■ What this task involves
Only the number is wanted: how many lines in the data contain "служба"?

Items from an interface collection
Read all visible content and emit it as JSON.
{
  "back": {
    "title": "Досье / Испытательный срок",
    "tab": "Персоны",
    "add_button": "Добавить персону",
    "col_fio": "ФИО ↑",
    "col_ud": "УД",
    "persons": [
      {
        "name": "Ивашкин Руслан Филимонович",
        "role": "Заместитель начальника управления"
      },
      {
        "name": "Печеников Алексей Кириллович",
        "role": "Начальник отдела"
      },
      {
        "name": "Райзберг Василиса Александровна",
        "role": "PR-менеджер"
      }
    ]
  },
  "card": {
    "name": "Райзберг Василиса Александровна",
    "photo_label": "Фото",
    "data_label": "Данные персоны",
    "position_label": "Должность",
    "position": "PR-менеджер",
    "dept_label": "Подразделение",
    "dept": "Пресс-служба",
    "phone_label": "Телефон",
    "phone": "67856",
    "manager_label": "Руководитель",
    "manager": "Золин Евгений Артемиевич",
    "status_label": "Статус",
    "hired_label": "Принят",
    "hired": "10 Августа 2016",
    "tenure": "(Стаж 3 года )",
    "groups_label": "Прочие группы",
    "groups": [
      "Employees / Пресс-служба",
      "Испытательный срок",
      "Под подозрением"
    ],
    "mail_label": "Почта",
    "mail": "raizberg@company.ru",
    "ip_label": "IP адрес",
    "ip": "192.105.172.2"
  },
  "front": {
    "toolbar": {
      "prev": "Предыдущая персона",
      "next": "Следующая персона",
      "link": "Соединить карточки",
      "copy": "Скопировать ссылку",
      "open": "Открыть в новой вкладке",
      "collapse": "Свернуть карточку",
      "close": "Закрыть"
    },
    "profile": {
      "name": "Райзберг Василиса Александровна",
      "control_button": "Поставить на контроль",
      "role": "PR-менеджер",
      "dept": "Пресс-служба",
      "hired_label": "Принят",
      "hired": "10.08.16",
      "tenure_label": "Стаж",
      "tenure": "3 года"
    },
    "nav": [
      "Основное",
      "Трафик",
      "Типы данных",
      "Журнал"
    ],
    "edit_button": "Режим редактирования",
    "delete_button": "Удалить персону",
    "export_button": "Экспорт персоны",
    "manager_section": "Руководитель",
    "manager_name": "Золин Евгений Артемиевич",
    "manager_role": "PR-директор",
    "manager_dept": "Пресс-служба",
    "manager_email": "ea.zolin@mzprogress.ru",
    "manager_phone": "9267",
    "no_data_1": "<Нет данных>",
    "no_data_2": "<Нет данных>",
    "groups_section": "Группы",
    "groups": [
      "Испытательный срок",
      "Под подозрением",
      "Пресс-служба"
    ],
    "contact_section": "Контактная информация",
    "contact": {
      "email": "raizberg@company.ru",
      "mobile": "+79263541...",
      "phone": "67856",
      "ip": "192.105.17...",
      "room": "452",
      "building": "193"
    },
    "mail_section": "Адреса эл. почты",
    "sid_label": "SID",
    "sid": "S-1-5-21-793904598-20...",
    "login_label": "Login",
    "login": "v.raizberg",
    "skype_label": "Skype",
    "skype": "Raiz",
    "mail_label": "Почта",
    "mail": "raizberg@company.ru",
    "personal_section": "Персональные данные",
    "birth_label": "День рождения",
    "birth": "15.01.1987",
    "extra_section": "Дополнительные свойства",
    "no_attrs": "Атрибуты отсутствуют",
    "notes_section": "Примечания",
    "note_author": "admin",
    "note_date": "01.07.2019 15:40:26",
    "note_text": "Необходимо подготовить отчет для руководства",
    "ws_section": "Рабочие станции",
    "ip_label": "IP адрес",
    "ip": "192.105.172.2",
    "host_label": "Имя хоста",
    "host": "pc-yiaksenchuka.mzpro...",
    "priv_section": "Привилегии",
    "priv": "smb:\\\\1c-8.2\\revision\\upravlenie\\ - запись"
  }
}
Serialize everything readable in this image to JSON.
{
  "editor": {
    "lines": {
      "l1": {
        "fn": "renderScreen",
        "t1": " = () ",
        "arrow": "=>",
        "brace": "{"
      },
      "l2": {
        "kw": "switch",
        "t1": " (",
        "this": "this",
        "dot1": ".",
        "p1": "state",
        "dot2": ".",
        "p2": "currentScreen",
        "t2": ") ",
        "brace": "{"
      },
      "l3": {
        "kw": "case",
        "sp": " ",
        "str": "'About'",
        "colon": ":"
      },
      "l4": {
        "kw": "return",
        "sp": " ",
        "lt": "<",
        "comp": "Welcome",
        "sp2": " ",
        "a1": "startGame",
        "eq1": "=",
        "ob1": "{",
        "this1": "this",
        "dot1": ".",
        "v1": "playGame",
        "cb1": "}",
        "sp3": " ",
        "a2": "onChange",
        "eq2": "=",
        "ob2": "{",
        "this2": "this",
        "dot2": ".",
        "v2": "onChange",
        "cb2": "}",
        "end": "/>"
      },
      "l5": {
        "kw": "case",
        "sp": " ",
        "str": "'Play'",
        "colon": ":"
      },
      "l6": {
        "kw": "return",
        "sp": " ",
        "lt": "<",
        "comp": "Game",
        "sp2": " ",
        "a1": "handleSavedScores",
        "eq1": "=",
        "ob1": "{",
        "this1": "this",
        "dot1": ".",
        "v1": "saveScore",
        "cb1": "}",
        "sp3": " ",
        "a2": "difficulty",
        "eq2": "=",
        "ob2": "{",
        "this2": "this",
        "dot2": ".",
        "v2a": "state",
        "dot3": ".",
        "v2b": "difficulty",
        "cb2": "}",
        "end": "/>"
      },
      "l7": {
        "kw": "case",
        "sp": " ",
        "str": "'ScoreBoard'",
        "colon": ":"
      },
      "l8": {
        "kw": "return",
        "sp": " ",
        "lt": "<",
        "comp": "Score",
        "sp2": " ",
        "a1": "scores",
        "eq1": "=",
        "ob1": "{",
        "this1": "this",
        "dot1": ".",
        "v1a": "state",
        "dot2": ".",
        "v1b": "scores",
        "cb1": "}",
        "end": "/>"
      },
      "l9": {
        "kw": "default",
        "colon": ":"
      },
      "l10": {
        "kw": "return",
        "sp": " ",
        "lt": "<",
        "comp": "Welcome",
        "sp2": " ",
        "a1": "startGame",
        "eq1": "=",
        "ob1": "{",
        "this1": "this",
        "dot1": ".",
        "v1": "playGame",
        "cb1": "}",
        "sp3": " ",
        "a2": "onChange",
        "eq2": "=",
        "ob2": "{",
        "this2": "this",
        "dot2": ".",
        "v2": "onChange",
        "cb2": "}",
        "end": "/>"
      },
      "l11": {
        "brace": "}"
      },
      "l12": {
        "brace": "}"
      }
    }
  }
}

■ Written response
5